Public Health Summit V Convenes to Tackle Broadened Priorities

Brewster, NY—More than 85 public health partners from 43 different community agencies convened at Putnam Hospital Center on Tuesday, October 20, for the Fifth Annual Public Health Summit, organized by the Putnam County Department of Health with support from the hospital. Health Commissioner Allen Beals, PHC president James Caldas and Commissioner of the Department of Social Services and Mental Health Michael Piazza, opened the five-hour event, sharing their perspectives on the upcoming challenges as the healthcare marketplace and public health infrastructure shift, regroup and strengthen together.

“Tremendous scientific advances have taken place in medical care over my forty years practicing medicine,” noted Dr. Beals, who practiced as an obstetrician/gynecologist before becoming Health Commissioner in 2012. “Today, 50 percent or more of illnesses have a behavioral component. Now our approaches must be different.”

Preventing chronic diseases and promoting mental health remain top priorities in Putnam. However, given Putnam’s opioid overdose problem—there has been a chilling 233 percent increase in overdose deaths from heroin and opiates from 2011 to 2012 here—this component has been formally incorporated into the mental health priority. In terms of straight numbers, 63 overdose deaths have occurred between 2011 and 2015, according to statistics presented by Kristin McConnell, executive director of the National Council on Alcoholism and other Drug Dependencies (NCAAD)-Putnam, and Doreen Lockwood, project coordinator, Partnership for Success, Putnam’s Coalitions That Care (CTC).

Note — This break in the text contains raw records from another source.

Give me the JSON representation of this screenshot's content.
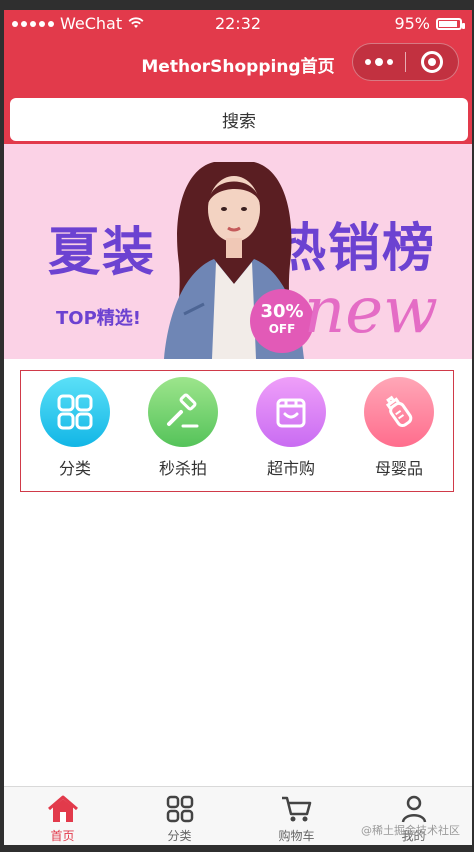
{
  "status": {
    "carrier": "WeChat",
    "time": "22:32",
    "battery": "95%"
  },
  "nav": {
    "title": "MethorShopping首页"
  },
  "search": {
    "label": "搜索"
  },
  "banner": {
    "left_text": "夏装",
    "right_text": "热销榜",
    "sub_text": "TOP精选!",
    "badge_pct": "30%",
    "badge_off": "OFF",
    "script_text": "new",
    "dots": 3,
    "active_dot": 0
  },
  "categories": [
    {
      "label": "分类",
      "color": "#23c7ee",
      "icon": "grid-icon"
    },
    {
      "label": "秒杀拍",
      "color": "#6ccf6c",
      "icon": "gavel-icon"
    },
    {
      "label": "超市购",
      "color": "#d97cf6",
      "icon": "store-icon"
    },
    {
      "label": "母婴品",
      "color": "#ff7f9b",
      "icon": "bottle-icon"
    }
  ],
  "tabs": [
    {
      "label": "首页",
      "icon": "home-icon",
      "active": true
    },
    {
      "label": "分类",
      "icon": "grid-icon",
      "active": false
    },
    {
      "label": "购物车",
      "icon": "cart-icon",
      "active": false
    },
    {
      "label": "我的",
      "icon": "user-icon",
      "active": false
    }
  ],
  "watermark": "@稀土掘金技术社区",
  "colors": {
    "brand": "#e23a4b",
    "banner_bg": "#fbd2e6",
    "banner_text": "#6c42d1"
  }
}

“Promoting mental health and preventing substance abuse are intricately linked,” continues Dr. Beals. “They are part of a cluster of what is called “MEB” disorders—mental, emotional, and behavioral—that affect one in five young people nationally. These include conduct disorders, depression and substance abuse , and about 75 percent of them are first diagnosed between the ages of 14 and 24 years of age.”

Putnam’s top two priorities now mirror exactly those crafted by the New York State Department of Health’s Prevention Agenda 2013-2017. Unlike last year’s summit which was held close on the heels of the U.S. Ebola cases, this year’s event had no distractions. From the first presentation to the last, work was highly focused on strengthening community partnerships to anticipate, strategize and problem solve around the county’s Community Health Improvement Plan, the “CHIP.”

The “Forces of Change” exercise was conducted in the morning session and “breakout” groups were held in the afternoon to allow community partners to split up and focus in on one priority to share ideas, lay groundwork and formalize joint plans.

The Health Department’s mission is to improve and protect the health of the Putnam County community, composed of nearly 100,000 residents. Core services include community health assessment, disease surveillance and control, emergency preparedness, environmental health protection, family health promotion and health education. For more information, please visit the PCDOH website at or visit the social media sites on Facebook at,, and Twitter @PutnamHealthNY.